The stipulation for settlement resolved a complaint filed by the Gaming Control Board in October 2019, alleging that Wynn’s activities “put the reputation of the gaming industry and the state of Nevada at risk.”

First Assistant Attorney General of Nevada Craig Newby reiterated to the Commission that case resulted from a seven-month investigation that “found evidence of sexual misconduct by Mr. Wynn involving subordinate female employees.”

Four of the five-count complaint concerned Wynn’s “failure to exercise discretion and sound judgment to prevent incidents that might reflect on the repute of the state of Nevada and act as a detriment to the development of the industry,” Newby said. The fifth count was the refusal by Wynn to appear before and testify to the Gaming Control Board in September 2018, Newby said.

As part of the agreement, however, Wynn, the former CEO and founder of Wynn Resorts, neither admitted nor denied the allegations in the complaint, while agreeing to the $10 million fine that must be paid within three business days.

Additionally, Wynn agreed that he will no longer have any direct or indirect involvement in the Nevada gaming industry or with individuals and entities subject to Nevada’s gaming regulation.

The agreement means Wynn remains removed from direct or indirect involvement and affiliation with financing, consultation, promotions or licensing in the Nevada gaming industry, Newby said.

The $10 million fine is second to the $20 million imposed on Wynn Resorts in 2019 on the matter.

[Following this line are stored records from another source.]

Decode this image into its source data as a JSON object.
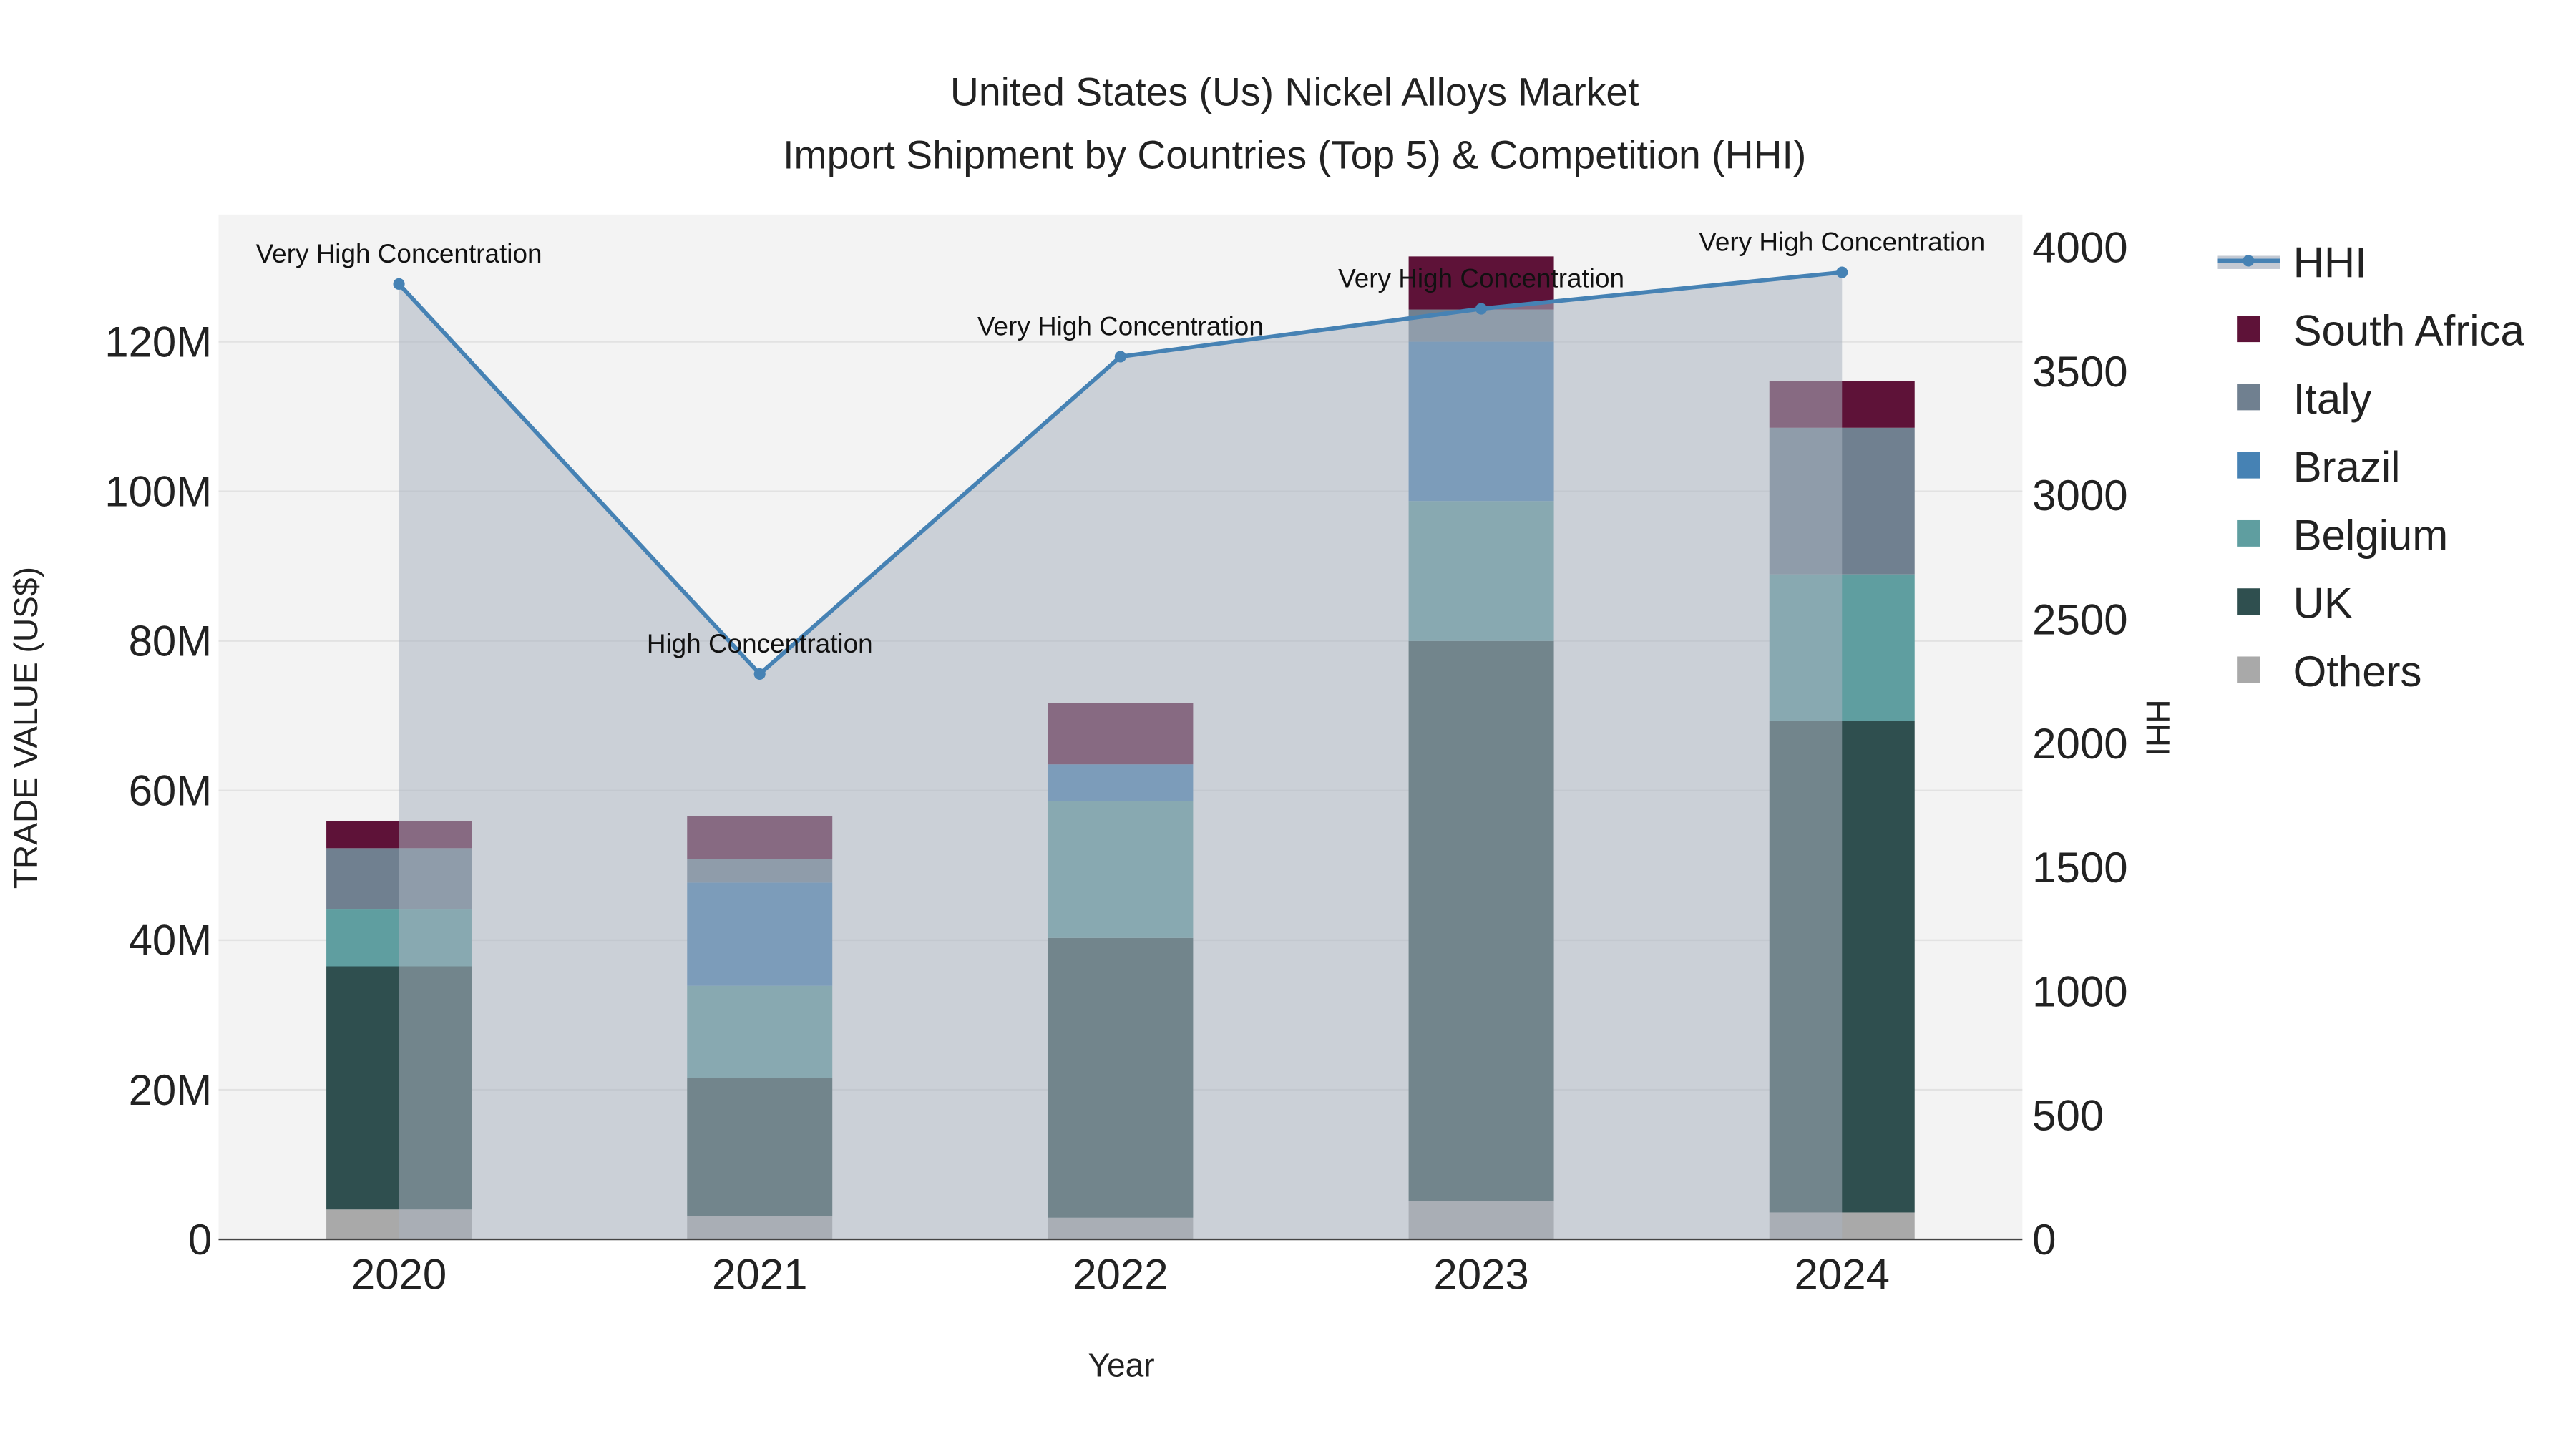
{
  "chart_data": {
    "type": "bar",
    "stacked": true,
    "title": "United States (Us) Nickel Alloys Market",
    "subtitle": "Import Shipment by Countries (Top 5) & Competition (HHI)",
    "xlabel": "Year",
    "ylabel": "TRADE VALUE (US$)",
    "y2label": "HHI",
    "categories": [
      "2020",
      "2021",
      "2022",
      "2023",
      "2024"
    ],
    "ylim": [
      0,
      137
    ],
    "y_unit": "M",
    "yticks": [
      0,
      20,
      40,
      60,
      80,
      100,
      120
    ],
    "ytick_labels": [
      "0",
      "20M",
      "40M",
      "60M",
      "80M",
      "100M",
      "120M"
    ],
    "y2lim": [
      0,
      4133
    ],
    "y2ticks": [
      0,
      500,
      1000,
      1500,
      2000,
      2500,
      3000,
      3500,
      4000
    ],
    "y2tick_labels": [
      "0",
      "500",
      "1000",
      "1500",
      "2000",
      "2500",
      "3000",
      "3500",
      "4000"
    ],
    "series": [
      {
        "name": "Others",
        "color": "#a9a9a9",
        "values": [
          4.0,
          3.1,
          2.9,
          5.1,
          3.6
        ]
      },
      {
        "name": "UK",
        "color": "#2f4f4f",
        "values": [
          32.5,
          18.5,
          37.4,
          74.9,
          65.7
        ]
      },
      {
        "name": "Belgium",
        "color": "#5f9ea0",
        "values": [
          7.6,
          12.3,
          18.3,
          18.7,
          19.6
        ]
      },
      {
        "name": "Brazil",
        "color": "#4682b4",
        "values": [
          0,
          13.8,
          4.9,
          21.3,
          0
        ]
      },
      {
        "name": "Italy",
        "color": "#708090",
        "values": [
          8.2,
          3.1,
          0,
          4.3,
          19.6
        ]
      },
      {
        "name": "South Africa",
        "color": "#5e1238",
        "values": [
          3.6,
          5.8,
          8.2,
          7.1,
          6.2
        ]
      }
    ],
    "hhi": {
      "name": "HHI",
      "color": "#4682b4",
      "values": [
        3853,
        2280,
        3560,
        3753,
        3900
      ],
      "annotations": [
        "Very High Concentration",
        "High Concentration",
        "Very High Concentration",
        "Very High Concentration",
        "Very High Concentration"
      ]
    },
    "legend_order": [
      "HHI",
      "South Africa",
      "Italy",
      "Brazil",
      "Belgium",
      "UK",
      "Others"
    ],
    "legend_position": "right",
    "grid": true
  }
}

In 2019, Massachusetts issued a $35 million fine against Wynn Resorts.

Gaming Commission members said they supported the settlement and the amount of the fine.

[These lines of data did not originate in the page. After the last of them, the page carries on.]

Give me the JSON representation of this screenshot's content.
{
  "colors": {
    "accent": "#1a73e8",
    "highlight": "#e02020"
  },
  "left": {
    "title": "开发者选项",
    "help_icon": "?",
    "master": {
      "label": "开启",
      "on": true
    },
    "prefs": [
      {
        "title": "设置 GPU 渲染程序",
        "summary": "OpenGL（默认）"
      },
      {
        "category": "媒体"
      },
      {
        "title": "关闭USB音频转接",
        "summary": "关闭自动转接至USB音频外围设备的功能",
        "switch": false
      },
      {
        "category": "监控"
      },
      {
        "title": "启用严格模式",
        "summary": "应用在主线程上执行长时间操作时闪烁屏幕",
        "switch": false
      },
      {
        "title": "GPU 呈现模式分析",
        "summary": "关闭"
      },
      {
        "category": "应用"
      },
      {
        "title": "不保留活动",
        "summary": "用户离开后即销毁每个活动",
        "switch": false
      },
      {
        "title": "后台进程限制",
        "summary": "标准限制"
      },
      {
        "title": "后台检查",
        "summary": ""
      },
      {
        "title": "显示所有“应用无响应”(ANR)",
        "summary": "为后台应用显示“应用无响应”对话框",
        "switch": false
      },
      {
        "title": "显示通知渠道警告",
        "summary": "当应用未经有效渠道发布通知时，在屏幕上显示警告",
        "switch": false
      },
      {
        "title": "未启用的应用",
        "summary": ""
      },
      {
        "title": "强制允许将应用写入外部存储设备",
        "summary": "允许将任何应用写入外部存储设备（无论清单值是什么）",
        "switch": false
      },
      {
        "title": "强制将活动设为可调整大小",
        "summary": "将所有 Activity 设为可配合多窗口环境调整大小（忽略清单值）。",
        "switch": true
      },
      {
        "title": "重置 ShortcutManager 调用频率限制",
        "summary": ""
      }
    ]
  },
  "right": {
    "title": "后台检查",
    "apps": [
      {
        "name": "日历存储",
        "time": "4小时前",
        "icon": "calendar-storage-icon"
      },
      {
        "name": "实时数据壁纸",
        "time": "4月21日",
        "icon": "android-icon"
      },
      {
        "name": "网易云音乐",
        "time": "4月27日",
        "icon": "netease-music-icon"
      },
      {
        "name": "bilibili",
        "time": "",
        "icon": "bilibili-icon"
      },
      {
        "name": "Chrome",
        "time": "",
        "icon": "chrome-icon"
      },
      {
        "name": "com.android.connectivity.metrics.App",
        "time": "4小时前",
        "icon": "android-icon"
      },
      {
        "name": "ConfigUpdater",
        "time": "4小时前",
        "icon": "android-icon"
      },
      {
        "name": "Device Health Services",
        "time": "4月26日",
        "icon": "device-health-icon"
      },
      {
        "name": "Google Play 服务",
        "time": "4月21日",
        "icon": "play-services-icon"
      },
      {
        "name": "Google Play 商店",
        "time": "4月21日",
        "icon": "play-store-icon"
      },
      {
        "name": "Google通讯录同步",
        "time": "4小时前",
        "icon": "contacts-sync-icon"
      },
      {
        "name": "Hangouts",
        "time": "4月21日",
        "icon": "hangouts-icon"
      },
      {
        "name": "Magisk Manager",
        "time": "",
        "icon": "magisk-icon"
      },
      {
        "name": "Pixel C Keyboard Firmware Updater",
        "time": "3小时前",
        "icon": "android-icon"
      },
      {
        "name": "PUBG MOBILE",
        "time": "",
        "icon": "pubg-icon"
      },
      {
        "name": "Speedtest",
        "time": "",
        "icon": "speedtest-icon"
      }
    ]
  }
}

Commissioner Ogonna Brown said she trusts the agreement was “heavily negotiated and vetted” and gave deference to it. “I appreciate you working so diligently, so we don’t have to air our dirty laundry today and move forward in a positive direction,” Brown said.

Commissioner Brian Krolicki said he wanted to commend all of the parties on resolving the matter, which was also dealt with by previous Boards and Commissions. “It’s complicated and I’m delighted we’re in a position where all parties are wishing to move forward.”

Commissioner Rosa Solis-Rainey appreciated the efforts to bring the issue to a close, but leveled the harshest criticism of what transpired with Wynn and the national spotlight it put on the Nevada gaming industry. “It’s a huge blemish on the industry. Mr. Wynn made incredible contributions, but the nature of the allegations and the history behind them at least warrant the amount of the fine that was negotiated.”

After the hearing, Gaming Control Board Chairman Kirk Hendrick issued a statement saying the Board is satisfied with the resolution with Wynn and that it protects the gaming industry and the citizens of Nevada. “Closing this dark chapter in Nevada’s gaming history allows more time for the Board to continue effectively and efficiently regulating Nevada’s most important industry.”

Control Board member George Assad noted in a statement how the fine is the largest ever levied against an individual in the state. “The magnitude of the fine, along with other conditions in the Stipulation for Settlement and Order demonstrate how serious the Board and Commission took the allegations in the disciplinary complaint.”